Gordon Brown thinks so too. In a speech delivered yesterday he said:
Also we have just to build in Africa, so just as we stood side by side with Nelson Mandela to defeat apartheid, I now join Nelson Mandela in asking you to be part of the Education for All Campaign so that the day will dawn soon when 80 million children who do not go to school today because there are no schools for them to go to, will have the basic human right of education. Like people here, I have been in Africa. I have met children who, if given the chance, could be the next Mandela, or the doctor who saves lives, or a teacher who inspires children or a public service worker who cares for people in need. Let us by raising international development aid and by mobilising the world’s resources work together not only to eradicate illiteracy in the coming decade but use the medical knowledge and science that we have to eradicate the killer diseases.
Good for you, Mr Brown; Here Here!
The thing is when you – or Bono – come to Africa you only get shown the bits that the Suits who are driving you around in shiny new Toyota Landcruisers want you to see.
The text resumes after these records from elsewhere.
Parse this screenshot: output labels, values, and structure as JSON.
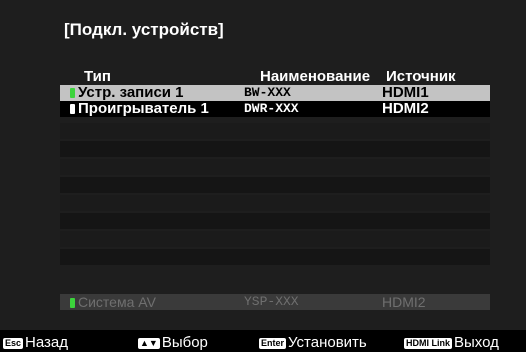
{
  "menu": {
    "title": "[Подкл. устройств]"
  },
  "columns": {
    "type": "Тип",
    "name": "Наименование",
    "source": "Источник"
  },
  "devices": [
    {
      "type": "Устр. записи 1",
      "name": "BW-XXX",
      "source": "HDMI1",
      "indicator_color": "#3cd33c"
    },
    {
      "type": "Проигрыватель 1",
      "name": "DWR-XXX",
      "source": "HDMI2",
      "indicator_color": "#ffffff"
    }
  ],
  "av_system": {
    "type": "Система AV",
    "name": "YSP-XXX",
    "source": "HDMI2",
    "indicator_color": "#3cd33c"
  },
  "footer": {
    "back_key": "Esc",
    "back_label": "Назад",
    "select_key": "▲▼",
    "select_label": "Выбор",
    "enter_key": "Enter",
    "enter_label": "Установить",
    "exit_key": "HDMI Link",
    "exit_label": "Выход"
  },
  "colors": {
    "background": "#1e1e1e",
    "selected_row": "#c3c3c3",
    "av_row": "#3a3a3a"
  }
}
I doubt you’ve ever been to places like this – where I live, the Outpost – which is so far off the beaten track that for some months of the year it’s inaccessible by road because there is no allowance in the national budget (much of which has been spent on a splendid new office block in the middle of nowhere) to maintain the 60 miles of dirt that take you to it (the Suits certainly aren’t going to subject their gleaming calvacade to the dust and potholes, or themselves to such a tedious trek). And the Outpost is one of dozens like it in Africa. Dark corners you never see for they are not deemed important on any political agenda.
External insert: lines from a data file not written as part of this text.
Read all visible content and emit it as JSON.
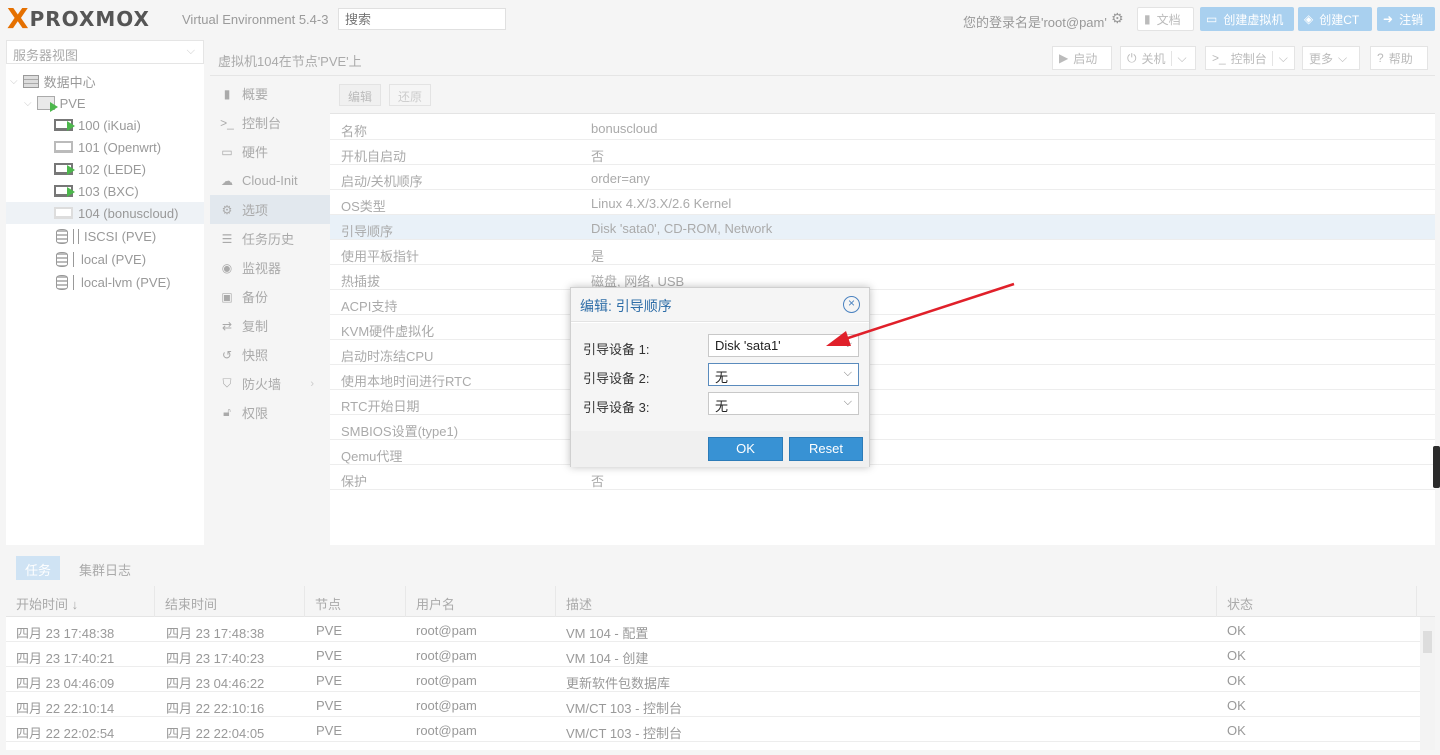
{
  "topbar": {
    "logo_x": "X",
    "logo_text": "PROXMOX",
    "version": "Virtual Environment 5.4-3",
    "search_placeholder": "搜索",
    "login_text": "您的登录名是'root@pam'",
    "docs_label": "文档",
    "create_vm_label": "创建虚拟机",
    "create_ct_label": "创建CT",
    "logout_label": "注销"
  },
  "tree": {
    "view_label": "服务器视图",
    "nodes": [
      {
        "label": "数据中心"
      },
      {
        "label": "PVE"
      },
      {
        "label": "100 (iKuai)"
      },
      {
        "label": "101 (Openwrt)"
      },
      {
        "label": "102 (LEDE)"
      },
      {
        "label": "103 (BXC)"
      },
      {
        "label": "104 (bonuscloud)"
      },
      {
        "label": "ISCSI (PVE)"
      },
      {
        "label": "local (PVE)"
      },
      {
        "label": "local-lvm (PVE)"
      }
    ]
  },
  "header": {
    "title": "虚拟机104在节点'PVE'上",
    "start_label": "启动",
    "shutdown_label": "关机",
    "console_label": "控制台",
    "more_label": "更多",
    "help_label": "帮助"
  },
  "menu": {
    "items": [
      {
        "label": "概要",
        "icon": "book-icon"
      },
      {
        "label": "控制台",
        "icon": "terminal-icon"
      },
      {
        "label": "硬件",
        "icon": "desktop-icon"
      },
      {
        "label": "Cloud-Init",
        "icon": "cloud-icon"
      },
      {
        "label": "选项",
        "icon": "gear-icon"
      },
      {
        "label": "任务历史",
        "icon": "list-icon"
      },
      {
        "label": "监视器",
        "icon": "eye-icon"
      },
      {
        "label": "备份",
        "icon": "floppy-icon"
      },
      {
        "label": "复制",
        "icon": "retweet-icon"
      },
      {
        "label": "快照",
        "icon": "history-icon"
      },
      {
        "label": "防火墙",
        "icon": "shield-icon"
      },
      {
        "label": "权限",
        "icon": "unlock-icon"
      }
    ]
  },
  "toolbar": {
    "edit_label": "编辑",
    "revert_label": "还原"
  },
  "options": [
    {
      "key": "名称",
      "value": "bonuscloud"
    },
    {
      "key": "开机自启动",
      "value": "否"
    },
    {
      "key": "启动/关机顺序",
      "value": "order=any"
    },
    {
      "key": "OS类型",
      "value": "Linux 4.X/3.X/2.6 Kernel"
    },
    {
      "key": "引导顺序",
      "value": "Disk 'sata0', CD-ROM, Network"
    },
    {
      "key": "使用平板指针",
      "value": "是"
    },
    {
      "key": "热插拔",
      "value": "磁盘, 网络, USB"
    },
    {
      "key": "ACPI支持",
      "value": ""
    },
    {
      "key": "KVM硬件虚拟化",
      "value": ""
    },
    {
      "key": "启动时冻结CPU",
      "value": ""
    },
    {
      "key": "使用本地时间进行RTC",
      "value": ""
    },
    {
      "key": "RTC开始日期",
      "value": ""
    },
    {
      "key": "SMBIOS设置(type1)",
      "value": ""
    },
    {
      "key": "Qemu代理",
      "value": ""
    },
    {
      "key": "保护",
      "value": "否"
    }
  ],
  "dialog": {
    "title": "编辑: 引导顺序",
    "close_symbol": "×",
    "fields": [
      {
        "label": "引导设备 1:",
        "value": "Disk 'sata1'"
      },
      {
        "label": "引导设备 2:",
        "value": "无"
      },
      {
        "label": "引导设备 3:",
        "value": "无"
      }
    ],
    "ok_label": "OK",
    "reset_label": "Reset"
  },
  "tasks": {
    "tab_tasks": "任务",
    "tab_cluster_log": "集群日志",
    "columns": [
      "开始时间 ↓",
      "结束时间",
      "节点",
      "用户名",
      "描述",
      "状态"
    ],
    "rows": [
      [
        "四月 23 17:48:38",
        "四月 23 17:48:38",
        "PVE",
        "root@pam",
        "VM 104 - 配置",
        "OK"
      ],
      [
        "四月 23 17:40:21",
        "四月 23 17:40:23",
        "PVE",
        "root@pam",
        "VM 104 - 创建",
        "OK"
      ],
      [
        "四月 23 04:46:09",
        "四月 23 04:46:22",
        "PVE",
        "root@pam",
        "更新软件包数据库",
        "OK"
      ],
      [
        "四月 22 22:10:14",
        "四月 22 22:10:16",
        "PVE",
        "root@pam",
        "VM/CT 103 - 控制台",
        "OK"
      ],
      [
        "四月 22 22:02:54",
        "四月 22 22:04:05",
        "PVE",
        "root@pam",
        "VM/CT 103 - 控制台",
        "OK"
      ]
    ]
  },
  "colors": {
    "brand_orange": "#e57000",
    "primary_blue": "#3892d4",
    "annotation_red": "#e0202a"
  }
}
Yet they are still home to thousands.
Thousands of children who want to go to school if only their parents could afford it. Thousands of children whose parents dare not complain when all their children seem to be doing at school is cultivating the headmaster’s fields ahead of the Rains. Thousands of children who’ve never heard of you or your aspirations to Make Poverty History.
Yesterday, in the market, I saw a man eating a papaya like an animal. Greedily scooping out the flesh with hungry gulps, the soft orange pulp was smeared all over his face. The crowds ignored him, giving a politely wide berth as they passed.
Hat noticed him though.
Look at that man, Mum, he must be so hungry to eat his pawpaw like that. And why is he wearing a dress?
Because he’s mad, my darling. Because he’s mad and there’s nobody to care for him and feed him and remind him that because he’s a man he may get laughed at less if he went out in a pair of shorts and not a brown mini dress.
That, Mr Brown, is the Africa you need to see. Because it counts as much as the rest of the continent.
Even if its a long way off the beaten track. Because it might drive home the reality and the enormity of Africa’s problems. Many of which are hidden from the World for they are simply too ugly to behold.